Pulmonary Embolism

Another fatal complication in PAH patients is acute pulmonary embolism (PE) that causes obstruction of the pulmonary vasculature, as well as release of vasoconstrictors, leading to an acute increase in PVR. The increased resistance results in rapid increase in RV pressure and volume overload, which eventually leads to RV dilation and dysfunction. Together with systemic hypotension, it may lead to ischemia or even myocardial infarction.5

Chest Pain/Left Main Compression Syndrome

Chest pain is a frequent complication experienced by patients with PAH. The most common cause of chest pain is RV dilation and hypertrophy leading to increased myocardial oxygen demand which may result in angina.
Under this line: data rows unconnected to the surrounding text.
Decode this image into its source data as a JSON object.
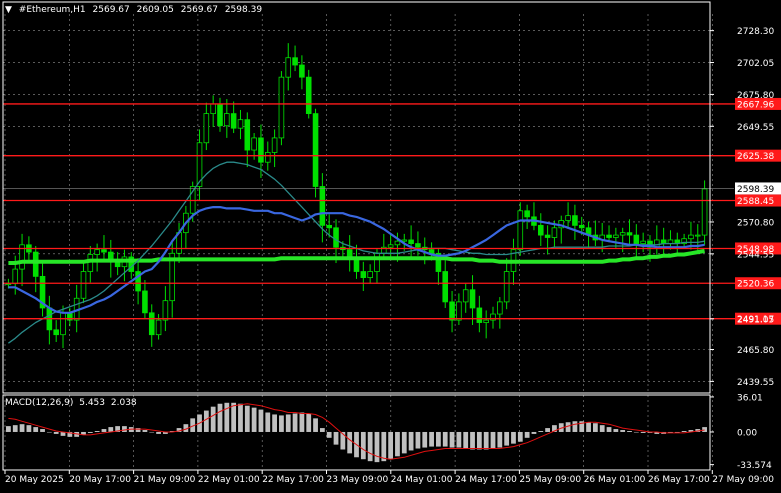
{
  "header": {
    "menu_symbol": "▼",
    "symbol": "#Ethereum,H1",
    "ohlc": [
      "2569.67",
      "2609.05",
      "2569.67",
      "2598.39"
    ]
  },
  "macd_header": {
    "name": "MACD(12,26,9)",
    "macd": "5.453",
    "signal": "2.038"
  },
  "colors": {
    "background": "#000000",
    "grid": "#8f8f8f",
    "candles": "#00e000",
    "ma_fast": "#3a67e0",
    "ma_mid": "#2a8a8a",
    "ma_slow": "#27e627",
    "levels": "#ff1a1a",
    "macd_hist": "#c0c0c0",
    "macd_signal": "#e01010",
    "current_price": "#ffffff"
  },
  "chart_data": [
    {
      "type": "line",
      "name": "price",
      "series": [
        {
          "name": "close",
          "values": [
            2520,
            2532,
            2552,
            2546,
            2526,
            2500,
            2482,
            2478,
            2496,
            2490,
            2508,
            2530,
            2544,
            2548,
            2546,
            2538,
            2534,
            2542,
            2530,
            2514,
            2496,
            2478,
            2490,
            2506,
            2545,
            2562,
            2578,
            2600,
            2636,
            2660,
            2668,
            2650,
            2660,
            2648,
            2655,
            2630,
            2640,
            2620,
            2628,
            2640,
            2690,
            2706,
            2700,
            2690,
            2660,
            2600,
            2568,
            2566,
            2550,
            2548,
            2542,
            2530,
            2525,
            2530,
            2545,
            2550,
            2552,
            2555,
            2556,
            2553,
            2550,
            2548,
            2545,
            2530,
            2505,
            2490,
            2505,
            2515,
            2500,
            2488,
            2490,
            2495,
            2505,
            2530,
            2548,
            2580,
            2575,
            2568,
            2560,
            2558,
            2566,
            2572,
            2576,
            2568,
            2566,
            2560,
            2556,
            2560,
            2558,
            2560,
            2562,
            2560,
            2553,
            2555,
            2550,
            2556,
            2553,
            2556,
            2553,
            2557,
            2560,
            2560,
            2598
          ]
        }
      ],
      "ylim": [
        2430,
        2742
      ],
      "x_tick_labels": [
        "20 May 2025",
        "20 May 17:00",
        "21 May 09:00",
        "22 May 01:00",
        "22 May 17:00",
        "23 May 09:00",
        "24 May 01:00",
        "24 May 17:00",
        "25 May 09:00",
        "26 May 01:00",
        "26 May 17:00",
        "27 May 09:00"
      ],
      "y_tick_labels": [
        "2728.30",
        "2702.05",
        "2675.80",
        "2649.55",
        "2570.80",
        "2544.55",
        "2491.05",
        "2465.80",
        "2439.55"
      ],
      "y_ticks": [
        2728.3,
        2702.05,
        2675.8,
        2649.55,
        2570.8,
        2544.55,
        2491.05,
        2465.8,
        2439.55
      ],
      "horizontal_levels": [
        {
          "label": "2667.96",
          "value": 2667.96
        },
        {
          "label": "2625.38",
          "value": 2625.38
        },
        {
          "label": "2588.45",
          "value": 2588.45
        },
        {
          "label": "2548.98",
          "value": 2548.98
        },
        {
          "label": "2520.36",
          "value": 2520.36
        },
        {
          "label": "2491.17",
          "value": 2491.17
        }
      ],
      "current_price": {
        "label": "2598.39",
        "value": 2598.39
      },
      "moving_averages": [
        {
          "color_key": "ma_fast",
          "values": [
            2517,
            2517,
            2514,
            2511,
            2508,
            2504,
            2500,
            2497,
            2496,
            2496,
            2498,
            2500,
            2502,
            2505,
            2507,
            2510,
            2514,
            2518,
            2522,
            2526,
            2530,
            2532,
            2538,
            2546,
            2555,
            2562,
            2570,
            2576,
            2580,
            2582,
            2583,
            2583,
            2582,
            2582,
            2582,
            2581,
            2580,
            2580,
            2580,
            2578,
            2578,
            2576,
            2574,
            2572,
            2574,
            2577,
            2578,
            2578,
            2578,
            2578,
            2576,
            2575,
            2573,
            2571,
            2568,
            2565,
            2561,
            2557,
            2553,
            2550,
            2548,
            2546,
            2544,
            2543,
            2543,
            2544,
            2545,
            2547,
            2550,
            2553,
            2556,
            2560,
            2564,
            2568,
            2570,
            2572,
            2572,
            2572,
            2571,
            2570,
            2569,
            2568,
            2566,
            2564,
            2562,
            2560,
            2558,
            2556,
            2555,
            2554,
            2553,
            2552,
            2552,
            2551,
            2551,
            2550,
            2550,
            2550,
            2550,
            2550,
            2551,
            2551,
            2552
          ]
        },
        {
          "color_key": "ma_mid",
          "values": [
            2471,
            2475,
            2480,
            2484,
            2488,
            2491,
            2494,
            2497,
            2499,
            2501,
            2503,
            2505,
            2507,
            2510,
            2514,
            2519,
            2524,
            2529,
            2534,
            2539,
            2545,
            2551,
            2558,
            2565,
            2572,
            2580,
            2588,
            2596,
            2604,
            2610,
            2615,
            2618,
            2620,
            2620,
            2619,
            2618,
            2616,
            2614,
            2610,
            2606,
            2601,
            2595,
            2589,
            2583,
            2577,
            2571,
            2565,
            2560,
            2556,
            2553,
            2551,
            2549,
            2547,
            2546,
            2545,
            2545,
            2545,
            2545,
            2546,
            2547,
            2548,
            2549,
            2549,
            2549,
            2549,
            2548,
            2547,
            2546,
            2545,
            2545,
            2544,
            2544,
            2544,
            2544,
            2545,
            2546,
            2547,
            2548,
            2549,
            2549,
            2550,
            2550,
            2550,
            2550,
            2550,
            2550,
            2550,
            2550,
            2551,
            2551,
            2551,
            2551,
            2552,
            2552,
            2552,
            2552,
            2553,
            2553,
            2553,
            2554,
            2554,
            2554,
            2555
          ]
        },
        {
          "color_key": "ma_slow",
          "values": [
            2537,
            2537,
            2538,
            2538,
            2538,
            2538,
            2538,
            2538,
            2538,
            2538,
            2538,
            2538,
            2539,
            2539,
            2539,
            2539,
            2539,
            2539,
            2539,
            2539,
            2539,
            2539,
            2540,
            2540,
            2540,
            2540,
            2540,
            2540,
            2540,
            2540,
            2540,
            2540,
            2540,
            2540,
            2540,
            2540,
            2540,
            2540,
            2540,
            2540,
            2541,
            2541,
            2541,
            2541,
            2541,
            2541,
            2541,
            2541,
            2541,
            2541,
            2541,
            2541,
            2541,
            2541,
            2541,
            2541,
            2541,
            2541,
            2541,
            2541,
            2541,
            2541,
            2541,
            2541,
            2541,
            2540,
            2540,
            2540,
            2540,
            2539,
            2539,
            2539,
            2538,
            2538,
            2538,
            2538,
            2538,
            2538,
            2538,
            2538,
            2538,
            2538,
            2538,
            2538,
            2538,
            2538,
            2538,
            2538,
            2539,
            2539,
            2540,
            2540,
            2541,
            2541,
            2542,
            2542,
            2543,
            2543,
            2544,
            2544,
            2545,
            2546,
            2547
          ]
        }
      ]
    },
    {
      "type": "bar",
      "name": "MACD(12,26,9)",
      "ylim": [
        -36,
        38
      ],
      "y_tick_labels": [
        "36.01",
        "0.00",
        "-33.574"
      ],
      "y_ticks": [
        36.01,
        0,
        -33.574
      ],
      "histogram": [
        6,
        7,
        8,
        7,
        5,
        3,
        0,
        -2,
        -4,
        -5,
        -5,
        -3,
        -1,
        1,
        3,
        5,
        6,
        6,
        5,
        4,
        2,
        0,
        -2,
        -2,
        1,
        4,
        8,
        14,
        18,
        22,
        26,
        29,
        30,
        30,
        29,
        27,
        25,
        23,
        20,
        18,
        17,
        18,
        19,
        20,
        19,
        14,
        4,
        -6,
        -13,
        -18,
        -22,
        -26,
        -28,
        -30,
        -31,
        -30,
        -28,
        -25,
        -22,
        -19,
        -17,
        -16,
        -15,
        -15,
        -15,
        -16,
        -16,
        -17,
        -18,
        -18,
        -18,
        -17,
        -16,
        -14,
        -12,
        -10,
        -6,
        -2,
        1,
        4,
        7,
        9,
        10,
        11,
        11,
        10,
        9,
        7,
        5,
        3,
        2,
        1,
        0,
        -1,
        -1,
        -2,
        -2,
        -1,
        0,
        1,
        2,
        3,
        5
      ],
      "signal": [
        14,
        13,
        11,
        9,
        7,
        5,
        3,
        1,
        0,
        -1,
        -2,
        -3,
        -3,
        -2,
        -1,
        0,
        1,
        2,
        3,
        3,
        3,
        2,
        1,
        0,
        0,
        1,
        3,
        6,
        9,
        13,
        17,
        21,
        24,
        27,
        28,
        29,
        28,
        27,
        25,
        23,
        22,
        20,
        20,
        19,
        19,
        18,
        15,
        10,
        4,
        -2,
        -8,
        -13,
        -18,
        -22,
        -25,
        -27,
        -28,
        -27,
        -26,
        -24,
        -22,
        -20,
        -19,
        -18,
        -17,
        -17,
        -17,
        -17,
        -17,
        -17,
        -17,
        -17,
        -17,
        -16,
        -15,
        -13,
        -11,
        -8,
        -5,
        -2,
        1,
        4,
        6,
        8,
        9,
        10,
        10,
        9,
        8,
        6,
        4,
        3,
        2,
        1,
        0,
        0,
        -1,
        -1,
        -1,
        -1,
        0,
        1,
        2
      ]
    }
  ]
}
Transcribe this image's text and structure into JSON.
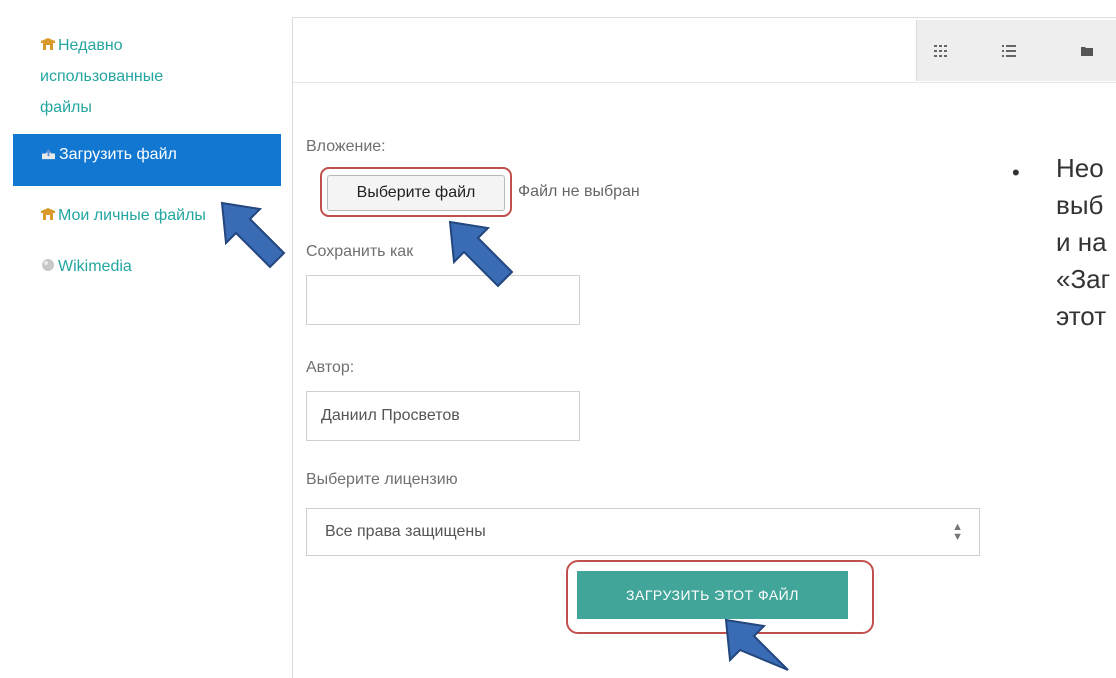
{
  "sidebar": {
    "items": [
      {
        "label_lines": [
          "Недавно",
          "использованные",
          "файлы"
        ],
        "icon": "folder-icon"
      },
      {
        "label": "Загрузить файл",
        "icon": "upload-icon",
        "active": true
      },
      {
        "label": "Мои личные файлы",
        "icon": "folder-icon"
      },
      {
        "label": "Wikimedia",
        "icon": "wikimedia-icon"
      }
    ]
  },
  "toolbar": {
    "views": [
      {
        "name": "icons-view",
        "icon": "grid-icon"
      },
      {
        "name": "list-view",
        "icon": "list-icon"
      },
      {
        "name": "tree-view",
        "icon": "folder-icon"
      }
    ]
  },
  "form": {
    "attachment_label": "Вложение:",
    "choose_file_label": "Выберите файл",
    "no_file_text": "Файл не выбран",
    "save_as_label": "Сохранить как",
    "save_as_value": "",
    "author_label": "Автор:",
    "author_value": "Даниил Просветов",
    "license_label": "Выберите лицензию",
    "license_value": "Все права защищены",
    "upload_button_label": "ЗАГРУЗИТЬ ЭТОТ ФАЙЛ"
  },
  "slide": {
    "bullet": "•",
    "lines": [
      "Нео",
      "выб",
      "и на",
      "«Заг",
      "этот"
    ]
  },
  "colors": {
    "accent_link": "#23a6a0",
    "active_item": "#1177d1",
    "upload_button": "#42a59a",
    "highlight": "#c0504d",
    "pointer_arrow": "#3a6bb5"
  }
}
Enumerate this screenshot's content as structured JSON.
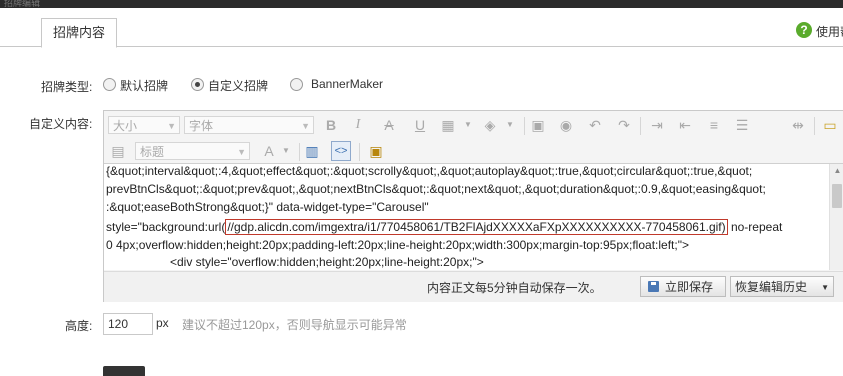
{
  "window": {
    "title": "招牌编辑"
  },
  "tabs": [
    {
      "label": "招牌内容"
    }
  ],
  "help": {
    "text": "使用帮"
  },
  "signboard_type": {
    "label": "招牌类型:",
    "options": [
      {
        "label": "默认招牌",
        "selected": false
      },
      {
        "label": "自定义招牌",
        "selected": true
      },
      {
        "label": "BannerMaker",
        "selected": false
      }
    ]
  },
  "custom_content": {
    "label": "自定义内容:"
  },
  "editor": {
    "font_size_select": "大小",
    "font_family_select": "字体",
    "heading_select": "标题",
    "toolbar_row1_icons": [
      "bold-icon",
      "italic-icon",
      "strikethrough-icon",
      "underline-icon",
      "table-icon",
      "fill-color-icon",
      "image-icon",
      "media-icon",
      "undo-icon",
      "redo-icon",
      "indent-icon",
      "outdent-icon",
      "align-icon",
      "justify-icon",
      "link-icon"
    ],
    "content_lines": [
      "{&quot;interval&quot;:4,&quot;effect&quot;:&quot;scrolly&quot;,&quot;autoplay&quot;:true,&quot;circular&quot;:true,&quot;",
      "prevBtnCls&quot;:&quot;prev&quot;,&quot;nextBtnCls&quot;:&quot;next&quot;,&quot;duration&quot;:0.9,&quot;easing&quot;",
      ":&quot;easeBothStrong&quot;}\" data-widget-type=\"Carousel\""
    ],
    "style_line_prefix": "style=\"background:url(",
    "highlighted_url": "//gdp.alicdn.com/imgextra/i1/770458061/TB2FlAjdXXXXXaFXpXXXXXXXXXX-770458061.gif)",
    "style_line_suffix": " no-repeat",
    "content_line_5": "0 4px;overflow:hidden;height:20px;padding-left:20px;line-height:20px;width:300px;margin-top:95px;float:left;\">",
    "content_line_6": "<div style=\"overflow:hidden;height:20px;line-height:20px;\">",
    "autosave_text": "内容正文每5分钟自动保存一次。",
    "save_now_label": "立即保存",
    "restore_history_label": "恢复编辑历史"
  },
  "height": {
    "label": "高度:",
    "value": "120",
    "unit": "px",
    "hint": "建议不超过120px，否则导航显示可能异常"
  },
  "colors": {
    "highlight_border": "#c0392b",
    "help_icon": "#5aab2c"
  }
}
Less commonly, chest pain is caused by progressive pulmonary artery dilation, which may cause extrinsic compression of the left main coronary artery. Left main compression syndrome (LCMS) may result in left ventricular dysfunction and sudden cardiac death.1


PAH patients are sensitive to even small infections (bacterial or fungal) that can cause hypoxemia and worsen RHF, which may lead to death. The common cause of infection in patients receiving intravenous (IV) prostacyclin treatment is the central venous catheter line, which should not be flushed or used for blood draws.1


  1. Hohsfield R, Archer-Chicko C, Housten T, Harris Nolley S. Pulmonary arterial hypertension emergency complications and evaluation: practical guide for the advanced practice registered nurses in the emergency department. Adv Emerg Nurs J. 2018;40(4):246-259. doi:10.1097/TME.0000000000000210
  2. Olsson KM, Halank M, Egenlauf B, et al. Decompensated right heart failure, intensive care and perioperative management in patients with pulmonary hypertension: updated recommendations from the cologne consensus conference 2018. Int J Cardiol. 2018;272S:46-52. doi:10.1016/j.ijcard.2018.08.081
  3. Price LC, Dimopoulos K, Marino P, et al. The CRASH report: emergency management dilemmas facing acute physicians in patients with pulmonary arterial hypertension. Thorax. 2017;72(11):1035-1045. doi:10.1136/thoraxjnl-2016-209725
  4. Demerouti EA, Manginas AN, Athanassopoulos GD, Karatasakis GT. Complications leading to sudden cardiac death in pulmonary arterial hypertension. Respir Care. 2013;58(7):1246-1254. doi:10.4187/respcare.02252
  5. Smulders YM. Pathophysiology and treatment of haemodynamic instability in acute pulmonary embolism: the pivotal role of pulmonary vasoconstriction. Cardiovasc Res. 2000;48(1):23-33. doi:10.1016/s0008-6363(00)00168-1

Article reviewed by Kyle Habet, MD, on July 1, 2021.